EurWORK European Observatory of Working Life


EurWORK articles cover working life in Europe, in particular the fields of industrial relations and working conditions. The articles are based on quarterly reporting provided by the Network of European Correspondents.

  • Topical updates summarise and update developments around selected topics, which are relevant across a number of Member States at the same time
  • Spotlight reports cover in more depth country-level events, debates and changes in regulation related to working life, aiming to provide a balanced view of all parties’ positions
  • Research in Focus articles report on important research findings (including surveys) from the national level, often, but not exclusively, in the area of working conditions
  • In brief articles are short news items drawn from the correspondents' quarterly reports
  • Country updates summarise developments at national level and are published 4 times a year

13584 items found
  • Denmark: Private sector collective agreements concluded – despite difficulties

    Collective agreements concluded in March in the private sector provided for small wage increases and improvements to education and training. However, many union members voted against an agreement about systematic overtime and measures to avoid social dumping. The deals follow the pace-setting Industrial Agreement concluded in February by the social partners in the manufacturing sector.
  • Finland: Increase in local bargaining shifts focus away from central-level bargaining

    Employer organisations in Finland, supported by the centre-right government, are increasingly shifting central-level collective bargaining – a key element in Finnish industrial relations – to sectoral and local level. The Confederation of Finnish Industries has changed its internal rules to ban participation in central-level bargaining and recently ended most of its peak-level agreements with the unions.
  • Spain: High Court ruling abolishes recording of daily working time

    The High Court has ruled that companies no longer need to keep a record of their employees’ daily working time, although they must still record overtime worked. This ruling, confirming an earlier initial ruling, has led to controversy between the social partners and forced the Labour Inspectorate to change its inspection criteria.
  • Germany: Working time back on the social partners' agenda

    Working time is set to be a high priority during the next collective bargaining round, according to the German Metalworkers’ Union (IG Metall), whose recent survey looked at working time satisfaction. Another survey, by the Federation of German Employers’ Associations in the Metal and Electrical Engineering Industries (Gesamtmetall), examined working time and flexibility issues.
  • Slovenia: Social partners have mixed reactions to proposed healthcare reform

    Trade unions and employers have called for tripartite negotiations on a new healthcare reform proposal published in January by Health Minister Milojka Kolar Celarc. The government plans to abolish voluntary complementary health insurance in favour of a compulsory healthcare levy. While welcoming some aspects of the proposal, social partners expressed reservations about other aspects.
  • France: New assessment of the representativeness of the social partners

    The results have been announced of the elections to determine the representativeness of unions, with the French Democratic Confederation of Labour (CFDT) ousting the General Confederation of Labour (CGT) from the top position for the first time. The Movement of French Enterprises (Medef) has been named as the most representative employer organisation.
  • Austria: Updated law against wage and social dumping comes into force
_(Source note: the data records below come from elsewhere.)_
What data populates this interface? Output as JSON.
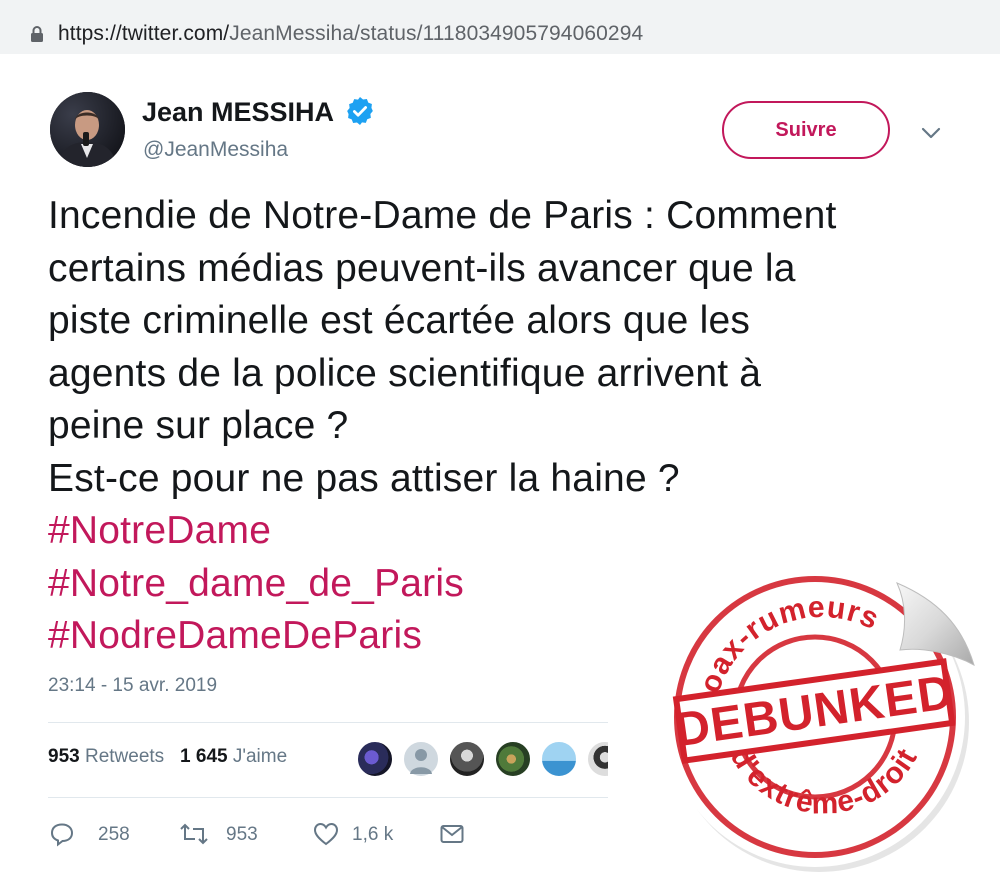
{
  "browser": {
    "url_host": "https://twitter.com/",
    "url_path": "JeanMessiha/status/1118034905794060294"
  },
  "tweet": {
    "author_name": "Jean MESSIHA",
    "author_handle": "@JeanMessiha",
    "follow_label": "Suivre",
    "lines": [
      "Incendie de Notre-Dame de Paris : Comment",
      "certains médias peuvent-ils avancer que la",
      "piste criminelle est écartée alors que les",
      "agents de la police scientifique arrivent à",
      "peine sur place ?",
      "Est-ce pour ne pas attiser la haine ?"
    ],
    "hashtags": [
      "#NotreDame",
      "#Notre_dame_de_Paris",
      "#NodreDameDeParis"
    ],
    "timestamp": "23:14 - 15 avr. 2019",
    "retweets_count": "953",
    "retweets_label": "Retweets",
    "likes_count": "1 645",
    "likes_label": "J'aime",
    "actions": {
      "replies": "258",
      "retweets": "953",
      "likes": "1,6 k"
    }
  },
  "stamp": {
    "top_text": "Hoax-rumeurs",
    "center_text": "DEBUNKED",
    "bottom_text": "d'extrême-droite"
  },
  "colors": {
    "accent": "#c2185b",
    "verified": "#1da1f2",
    "muted": "#657786",
    "stamp_red": "#d3222c"
  },
  "icons": [
    "lock-icon",
    "verified-badge-icon",
    "chevron-down-icon",
    "reply-icon",
    "retweet-icon",
    "like-icon",
    "message-icon"
  ]
}
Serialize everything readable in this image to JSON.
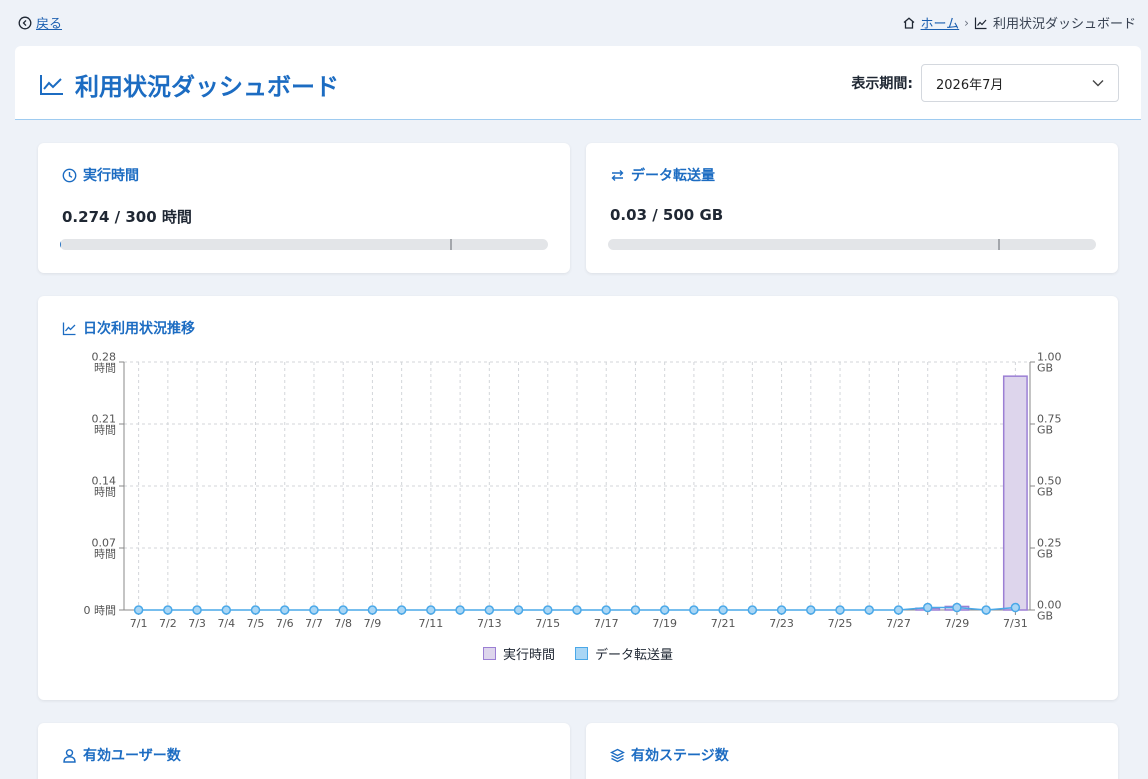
{
  "nav": {
    "back_label": "戻る",
    "breadcrumb_home": "ホーム",
    "breadcrumb_current": "利用状況ダッシュボード"
  },
  "header": {
    "title": "利用状況ダッシュボード",
    "period_label": "表示期間:",
    "period_value": "2026年7月"
  },
  "runtime": {
    "title": "実行時間",
    "value": "0.274 / 300 時間",
    "used": 0.274,
    "limit": 300,
    "marker_pct": 80
  },
  "transfer": {
    "title": "データ転送量",
    "value": "0.03 / 500 GB",
    "used": 0.03,
    "limit": 500,
    "marker_pct": 80
  },
  "chart_card": {
    "title": "日次利用状況推移"
  },
  "lower": {
    "users_title": "有効ユーザー数",
    "stages_title": "有効ステージ数"
  },
  "colors": {
    "accent": "#1c6cc2",
    "runtime_bar": "#9b7fd4",
    "runtime_fill": "#ddd5ec",
    "transfer_line": "#4aa8e8",
    "transfer_fill": "#a9d6f5"
  },
  "chart_data": {
    "type": "bar",
    "x": [
      "7/1",
      "7/2",
      "7/3",
      "7/4",
      "7/5",
      "7/6",
      "7/7",
      "7/8",
      "7/9",
      "7/10",
      "7/11",
      "7/12",
      "7/13",
      "7/14",
      "7/15",
      "7/16",
      "7/17",
      "7/18",
      "7/19",
      "7/20",
      "7/21",
      "7/22",
      "7/23",
      "7/24",
      "7/25",
      "7/26",
      "7/27",
      "7/28",
      "7/29",
      "7/30",
      "7/31"
    ],
    "x_tick_labels": [
      "7/1",
      "7/2",
      "7/3",
      "7/4",
      "7/5",
      "7/6",
      "7/7",
      "7/8",
      "7/9",
      "",
      "7/11",
      "",
      "7/13",
      "",
      "7/15",
      "",
      "7/17",
      "",
      "7/19",
      "",
      "7/21",
      "",
      "7/23",
      "",
      "7/25",
      "",
      "7/27",
      "",
      "7/29",
      "",
      "7/31"
    ],
    "y_left": {
      "ticks": [
        0,
        0.07,
        0.14,
        0.21,
        0.28
      ],
      "tick_labels": [
        "0 時間",
        "0.07\n時間",
        "0.14\n時間",
        "0.21\n時間",
        "0.28\n時間"
      ],
      "ylim": [
        0,
        0.28
      ]
    },
    "y_right": {
      "ticks": [
        0,
        0.25,
        0.5,
        0.75,
        1.0
      ],
      "tick_labels": [
        "0.00\nGB",
        "0.25\nGB",
        "0.50\nGB",
        "0.75\nGB",
        "1.00\nGB"
      ],
      "ylim": [
        0,
        1.0
      ]
    },
    "series": [
      {
        "name": "実行時間",
        "axis": "left",
        "kind": "bar",
        "values": [
          0,
          0,
          0,
          0,
          0,
          0,
          0,
          0,
          0,
          0,
          0,
          0,
          0,
          0,
          0,
          0,
          0,
          0,
          0,
          0,
          0,
          0,
          0,
          0,
          0,
          0,
          0,
          0.002,
          0.004,
          0,
          0.264
        ]
      },
      {
        "name": "データ転送量",
        "axis": "right",
        "kind": "line",
        "values": [
          0,
          0,
          0,
          0,
          0,
          0,
          0,
          0,
          0,
          0,
          0,
          0,
          0,
          0,
          0,
          0,
          0,
          0,
          0,
          0,
          0,
          0,
          0,
          0,
          0,
          0,
          0,
          0.01,
          0.01,
          0,
          0.01
        ]
      }
    ],
    "grid": true,
    "legend": "bottom-center"
  }
}
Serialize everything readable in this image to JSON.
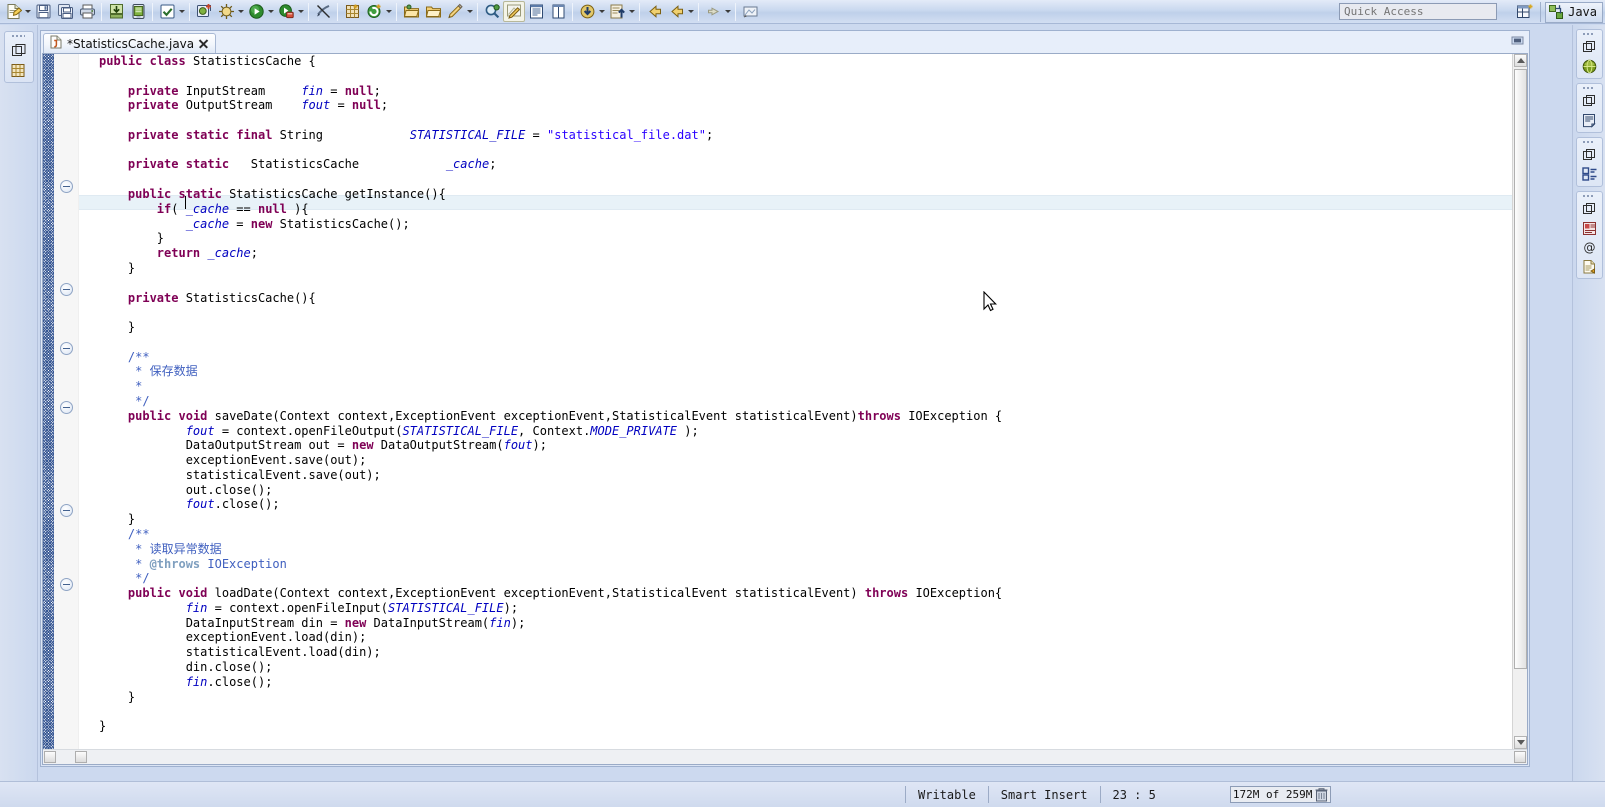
{
  "window": {
    "perspective_label": "Java",
    "quick_access_placeholder": "Quick Access"
  },
  "toolbar": {
    "groups": [
      {
        "buttons": [
          {
            "name": "new-wizard",
            "icon": "new-file-icon",
            "has_arrow": true,
            "pressed": false
          },
          {
            "name": "save",
            "icon": "save-icon",
            "has_arrow": false,
            "pressed": false
          },
          {
            "name": "save-all",
            "icon": "save-all-icon",
            "has_arrow": false,
            "pressed": false
          },
          {
            "name": "print",
            "icon": "print-icon",
            "has_arrow": false,
            "pressed": false
          }
        ]
      },
      {
        "buttons": [
          {
            "name": "import",
            "icon": "import-icon",
            "has_arrow": false,
            "pressed": false
          },
          {
            "name": "android-sdk-manager",
            "icon": "android-sdk-icon",
            "has_arrow": false,
            "pressed": false
          }
        ]
      },
      {
        "buttons": [
          {
            "name": "build-all",
            "icon": "checkbox-icon",
            "has_arrow": true,
            "pressed": false
          }
        ]
      },
      {
        "buttons": [
          {
            "name": "new-android-project",
            "icon": "android-project-icon",
            "has_arrow": false,
            "pressed": false
          },
          {
            "name": "debug",
            "icon": "debug-bug-icon",
            "has_arrow": true,
            "pressed": false
          },
          {
            "name": "run",
            "icon": "run-green-icon",
            "has_arrow": true,
            "pressed": false
          },
          {
            "name": "run-last-tool",
            "icon": "run-external-icon",
            "has_arrow": true,
            "pressed": false
          }
        ]
      },
      {
        "buttons": [
          {
            "name": "skip-breakpoints",
            "icon": "skip-breakpoints-icon",
            "has_arrow": false,
            "pressed": false
          }
        ]
      },
      {
        "buttons": [
          {
            "name": "new-java-package",
            "icon": "package-icon",
            "has_arrow": false,
            "pressed": false
          },
          {
            "name": "new-java-class",
            "icon": "new-class-icon",
            "has_arrow": true,
            "pressed": false
          }
        ]
      },
      {
        "buttons": [
          {
            "name": "open-type",
            "icon": "open-folder-icon",
            "has_arrow": false,
            "pressed": false
          },
          {
            "name": "open-task",
            "icon": "open-folder2-icon",
            "has_arrow": false,
            "pressed": false
          },
          {
            "name": "toggle-mark-occurrences",
            "icon": "pencil-icon",
            "has_arrow": true,
            "pressed": false
          }
        ]
      },
      {
        "buttons": [
          {
            "name": "search",
            "icon": "search-icon",
            "has_arrow": false,
            "pressed": false
          },
          {
            "name": "annotate",
            "icon": "annotate-icon",
            "has_arrow": false,
            "pressed": true
          },
          {
            "name": "show-whitespace",
            "icon": "whitespace-icon",
            "has_arrow": false,
            "pressed": false
          },
          {
            "name": "column-layout",
            "icon": "column-icon",
            "has_arrow": false,
            "pressed": false
          }
        ]
      },
      {
        "buttons": [
          {
            "name": "previous-annotation",
            "icon": "down-arrow-icon",
            "has_arrow": true,
            "pressed": false
          },
          {
            "name": "next-annotation",
            "icon": "up-arrow-icon",
            "has_arrow": true,
            "pressed": false
          }
        ]
      },
      {
        "buttons": [
          {
            "name": "back-history",
            "icon": "back-arrow-icon",
            "has_arrow": false,
            "pressed": false
          },
          {
            "name": "forward-history",
            "icon": "forward-arrow-icon",
            "has_arrow": true,
            "pressed": false
          }
        ]
      },
      {
        "buttons": [
          {
            "name": "forward-nav",
            "icon": "right-arrow-icon",
            "has_arrow": true,
            "pressed": false
          }
        ]
      },
      {
        "buttons": [
          {
            "name": "pin-editor",
            "icon": "pin-icon",
            "has_arrow": false,
            "pressed": false
          }
        ]
      }
    ]
  },
  "left_minimized_bar": {
    "stacks": [
      {
        "name": "package-explorer-stack",
        "restore_icon": "restore-icon",
        "view_icon": "package-explorer-icon"
      }
    ]
  },
  "right_minimized_bar": {
    "stacks": [
      {
        "name": "outline-stack",
        "restore_icon": "restore-icon",
        "view_icon": "outline-globe-icon"
      },
      {
        "name": "console-stack",
        "restore_icon": "restore-icon",
        "view_icon": "console-icon"
      },
      {
        "name": "properties-stack",
        "restore_icon": "restore-icon",
        "view_icon": "properties-icon"
      },
      {
        "name": "logcat-stack",
        "restore_icon": "restore-icon",
        "view_icon": "logcat-icon"
      }
    ],
    "extra_icons": [
      {
        "name": "at-sign-icon"
      },
      {
        "name": "javadoc-icon"
      }
    ]
  },
  "editor": {
    "tab": {
      "label": "*StatisticsCache.java",
      "icon": "java-file-icon",
      "dirty": true,
      "close_label": "close-tab"
    },
    "window_buttons": [
      {
        "name": "minimize-editor-button",
        "icon": "minimize-icon"
      },
      {
        "name": "maximize-editor-button",
        "icon": "maximize-icon"
      }
    ],
    "caret_line": 23,
    "fold_marker_lines": [
      10,
      17,
      21,
      25,
      34,
      38
    ],
    "code_lines": [
      "public class StatisticsCache {",
      "",
      "    private InputStream     fin = null;",
      "    private OutputStream    fout = null;",
      "",
      "    private static final String            STATISTICAL_FILE = \"statistical_file.dat\";",
      "",
      "    private static   StatisticsCache            _cache;",
      "",
      "    public static StatisticsCache getInstance(){",
      "        if( _cache == null ){",
      "            _cache = new StatisticsCache();",
      "        }",
      "        return _cache;",
      "    }",
      "",
      "    private StatisticsCache(){",
      "",
      "    }",
      "",
      "    /**",
      "     * 保存数据",
      "     *",
      "     */",
      "    public void saveDate(Context context,ExceptionEvent exceptionEvent,StatisticalEvent statisticalEvent)throws IOException {",
      "            fout = context.openFileOutput(STATISTICAL_FILE, Context.MODE_PRIVATE );",
      "            DataOutputStream out = new DataOutputStream(fout);",
      "            exceptionEvent.save(out);",
      "            statisticalEvent.save(out);",
      "            out.close();",
      "            fout.close();",
      "    }",
      "    /**",
      "     * 读取异常数据",
      "     * @throws IOException",
      "     */",
      "    public void loadDate(Context context,ExceptionEvent exceptionEvent,StatisticalEvent statisticalEvent) throws IOException{",
      "            fin = context.openFileInput(STATISTICAL_FILE);",
      "            DataInputStream din = new DataInputStream(fin);",
      "            exceptionEvent.load(din);",
      "            statisticalEvent.load(din);",
      "            din.close();",
      "            fin.close();",
      "    }",
      "",
      "}"
    ]
  },
  "status_bar": {
    "writable": "Writable",
    "insert_mode": "Smart Insert",
    "cursor_position": "23 : 5",
    "memory": "172M of 259M",
    "memory_used_percent": 66,
    "trash_icon": "trash-icon"
  },
  "colors": {
    "keyword": "#7f0055",
    "string": "#2a00ff",
    "comment": "#3f5fbf",
    "javadoc_tag": "#7f9fbf",
    "field": "#0000c0",
    "editor_bg": "#ffffff",
    "chrome_bg": "#ccd9ef",
    "current_line": "#e8f2f8"
  }
}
    On 1 January 2017, Austria enacted a new law against wage and social dumping, updating (for the second time since 2015) regulations which first came into force in 2011. The law features the concept of customer liability and improves aspects of cross-border administrative prosecutions. However, its enforcement will depend on the cooperation of neighbouring countries.
  • France: Social partners agree changes to unemployment insurance scheme

    A new agreement on the rules for unemployment benefit was reached by the social partners at cross-industry level on 14 April 2017. However, French President Emmanuel Macron intends that the State will take over management of unemployment insurance from the social partners, ending bipartite management which has existed since 1958.
  • United Kingdom: Fall in Employment Tribunal claims linked to introduction of fees

    The number of claims submitted to UK employment tribunals has fallen dramatically. While the government denies that this is due to fees introduced in 2013, it has agreed to make minor amendments to the fee remission scheme.
  • Czech Republic: Attitudes to shorter working hours and flexible working

    There is a growing debate in the Czech Republic over moves to shorten working hours and introduce flexible forms of work to improve people’s work–life balance. This has been sparked by research showing that even though employees, especially men, tend to work long hours, labour productivity and remuneration are low.